The Classic Tuxedo

From the Duke Of Windsor in the Thirties to James Bond in Skyfall, black tie remains the standard for formal attire - which means it is essential to get it right.

The tuxedo, also known as a dinner jacket, is notorious for being the trickiest part of menswear to master. In the historic past it was an outfit that was frequently worn,  an outfit to take a great deal of pride in. However, nowadays it seems as though putting on a tuxedo for a black tie event is a huge chore and something that many men rush. Seemingly disinterested in what they are wearing  because they believe that they will just look the same as everyone else in the room with a black jacket, black trousers, a white shirt and a black bow tie.

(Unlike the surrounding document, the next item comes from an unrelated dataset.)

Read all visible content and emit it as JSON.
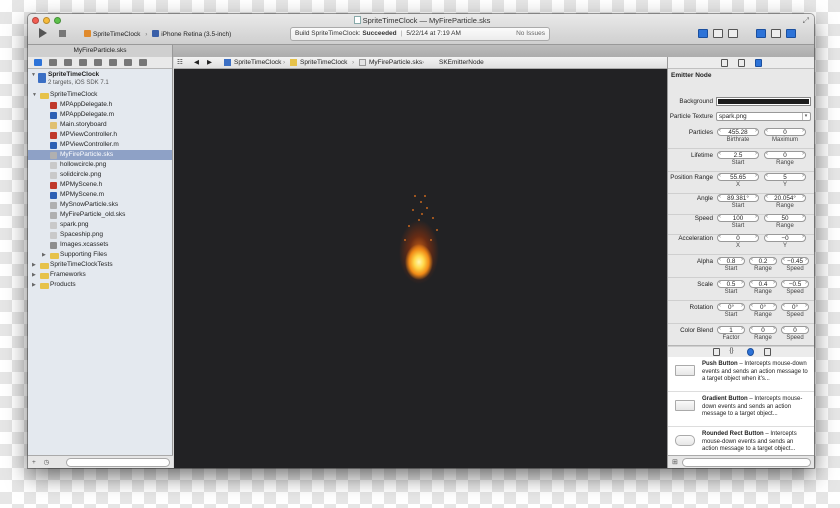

This is not the case; the tuxedo is one of the most masculine outfits you can wear. By following just a few golden rules, and adding on some extra individual details if you so desire, you can turn from looking like a schoolboy at a sixth form prom to a grown up man at a black tie event.

Golden Rules for Black Tie:

It’s All About The Fit

If your black tie fits you well it will make a massive difference as it will show that you know what you’re doing. You don’t want to look like you’ve borrowed your dad’s jacket or the guy who looks like his jacket shrunk in the wash. Here are a few pointers:

  • The Shoulder – the sleeve of your suit should sit right where your arm meets your shoulder. If it is too high or too low the material will wrinkle on the sleeve or at the top of the jacket.
  • The Jacket Closure – the button of your jacket should close without strain and there should be no wrinkles around the closure.
  • The Shirt – you will almost definitely take off your jacket at some point so keep the shirt slim fitting to avoid ballooning at the waist. The shirt should also not billow around your sides but should be a straight line from your armpit downwards. Shirt cuffs should end in the dip on your wrist where your thumb begins.

Don’t Deviate Too Much

Black tie has a well known basic structure so it’s important not to deviate too much. This means no trainers or t-shirts to try and make your black tie look cool or different; you may end up looking immature and stand out for all the wrong reasons.

Keep Your Accessories Understated

This means subtle and simple. A black leather watch, muted cufflinks and simple black shoes will never fail you. If you want to add an individual touch, then think about getting a pocket square. A white one will always look classy and take your outfit up a notch, though if you do experiment with colour, make sure it’s not too extravagant or it may look out of place.

The Tie

Make sure that the fabric of your tie or bow tie matches the fabric of your suit’s collar; i.e. velvet for velvet etc. Also make sure that your tie is black; leave the fancy colours at home. However, if you crave something a bit off-beat then try a black and white tie in stripes or dots or a polka dot bow tie.

Make Sure Your Shoes Are Shiny

It is pure laziness to neglect to shine your shoes. If they are scuffed, then they will detract from all the other effort you’ve put in. (Seriously, it only takes 5 minutes…)

Additional things to consider:

Velvet – Few fabrics in the world ooze the sophistication and class of velvet. If you can pull it off, then velvet instantly catapults your look from well dressed to stylish. However, make sure only the jacket is velvet and not the trousers as well.

Alternative Colours – A black tuxedo is the traditional option but a midnight blue or navy variation can offer an alternative without being too different.

All-White – A brave man’s option. Make sure you wear it with black suit trousers and try and get a dress shirt that has black linings to stop it blending completely into the jacket.